Hand me my spears!
Nothing heralds the arrival of spring like asparagus. Fat or thin, the spears rise obediently with the season, perishing long before a tomato might make its acquaintance on a plate. Sure, you can buy asparagus year-round now, but why defy nature? These dishes from around town honor the beauties during their fleeting, precious prime.
At Revolutionary Soup, a springtime soup of local asparagus and shiitake mushrooms makes the weekly rounds. It’s light, bright, and vegetarian.
At tavola, garganelli (a more rustic version of penne) (1) gets dolled up for the primavera with asparagus, sweet peas, spring vidalia onions, preserved lemon, cream, mint, and pecorino tartufo—a sheep’s milk cheese studded with black truffle.
Blue Light Grill’s new chef Ian Boden (of the sadly shuttered Staunton Grocery) centers his debut menu around all things seasonal and his charred asparagus salad (2) with maple-glazed shiitakes in an egg yolk vinaigrette sings of spring.
Palladio’s insalata mista of local lettuces, shaved asparagus, and toasted pistachios dressed in a champagne vinaigrette and topped with a parmesan crisp is delicate and delectable.
The Clifton Inn combines charred asparagus (3) with spring onions, bacon, and dashi for a flavorful bed beneath grilled tuna.
Orzo Kitchen & Wine Bar stirs up a risotto—with asparagus, spinach, shallot, garlic, and tomato confit (4)—that’s as colorful and fragrant as the season.
Horse & Hound Gastropub gives vegetarians (or otherwise) a most satisfying option with its sesame-crusted, tempura-fried tofu over a risotto made with quinoa, scallions, and asparagus.—Megan J. Headley
Scent of a spear
It’s the sulfur-containing compounds in asparagus that make our urine smell as soon as 15 minutes after eating.
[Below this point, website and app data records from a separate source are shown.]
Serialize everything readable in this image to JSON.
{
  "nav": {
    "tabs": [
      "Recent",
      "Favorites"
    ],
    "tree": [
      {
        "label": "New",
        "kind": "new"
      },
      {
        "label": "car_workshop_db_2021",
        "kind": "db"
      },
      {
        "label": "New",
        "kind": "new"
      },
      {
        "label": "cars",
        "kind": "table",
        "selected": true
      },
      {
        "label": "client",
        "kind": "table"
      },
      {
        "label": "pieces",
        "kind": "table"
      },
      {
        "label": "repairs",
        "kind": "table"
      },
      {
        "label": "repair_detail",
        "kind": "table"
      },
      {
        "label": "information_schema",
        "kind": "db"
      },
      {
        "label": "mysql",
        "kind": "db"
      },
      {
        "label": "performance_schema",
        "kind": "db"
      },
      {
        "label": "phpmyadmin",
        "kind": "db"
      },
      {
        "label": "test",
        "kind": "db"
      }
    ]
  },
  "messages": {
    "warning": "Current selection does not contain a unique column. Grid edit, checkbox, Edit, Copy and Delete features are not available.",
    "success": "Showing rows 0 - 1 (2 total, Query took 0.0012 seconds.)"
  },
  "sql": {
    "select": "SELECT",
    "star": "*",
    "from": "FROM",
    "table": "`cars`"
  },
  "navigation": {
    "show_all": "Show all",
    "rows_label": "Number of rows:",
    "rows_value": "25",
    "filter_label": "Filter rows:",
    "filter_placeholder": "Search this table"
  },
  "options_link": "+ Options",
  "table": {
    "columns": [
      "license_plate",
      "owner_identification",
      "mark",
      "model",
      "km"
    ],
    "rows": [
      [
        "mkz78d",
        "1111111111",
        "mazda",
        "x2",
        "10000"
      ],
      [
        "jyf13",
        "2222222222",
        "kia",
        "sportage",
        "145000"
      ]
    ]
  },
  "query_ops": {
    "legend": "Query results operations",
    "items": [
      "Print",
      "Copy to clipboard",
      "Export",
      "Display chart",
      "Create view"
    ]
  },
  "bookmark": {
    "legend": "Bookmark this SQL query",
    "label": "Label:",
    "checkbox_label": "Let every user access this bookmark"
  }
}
Early investigators of this phenomenon thought that genetics had divided the world into stinkers and non-stinkers—just like tongue-rollers and non-tongue-rollers. But in the 1980s, after researchers had the foresight to waft a non-stinker’s urine under a stinker’s nose, they discovered that everyone’s urine stinks post-asparagus—it’s just that 20 percent of us can’t smell it.
The ABCs of asparagi
Whiter shade of pale
White asparagus has been denied light while growing and has a milder flavor than green. Purple asparagus is higher in sugar and lower in fiber, but high in cancer-fighting phytochemicals.
Hunting and gathering
Choose bunches with plump, tightly closed tips and stems that aren’t dried out. Stalks should be bright green and firm. Kept cool and damp, uncooked asparagus will stay fresh for two to three days in the refrigerator. Store spears upright in a container with the stems wading in an inch of water or wrap the ends in moist paper towels and drop the bundle into a plastic bag.
Steam, boil, broil, grill, or roast asparagus, but don’t overdo it or you’ll lose its bright color and delicate flavor. Depending on the method you choose and the thickness of your spears, cooking will take from three to eight minutes. If you boil or steam them, be ready with a bowl of ice water for an immediate place to plunge them.
To peel or not to peel
Using a vegetable peeler to take off the outer layer of the asparagus stalk eliminates stringiness and allows the tips and stems to cook evenly. Some snap off the fibrous end, but that’s a waste of a perfectly good spear. Peeling renders all but the very end of the stem edible.—M.J.H.
Did you know?
Under ideal conditions, an asparagus spear can grow 10″ in a 24-hour period. In Croatia in 2010, five stalks were found that measured 12′ long. Talk about miracle grow!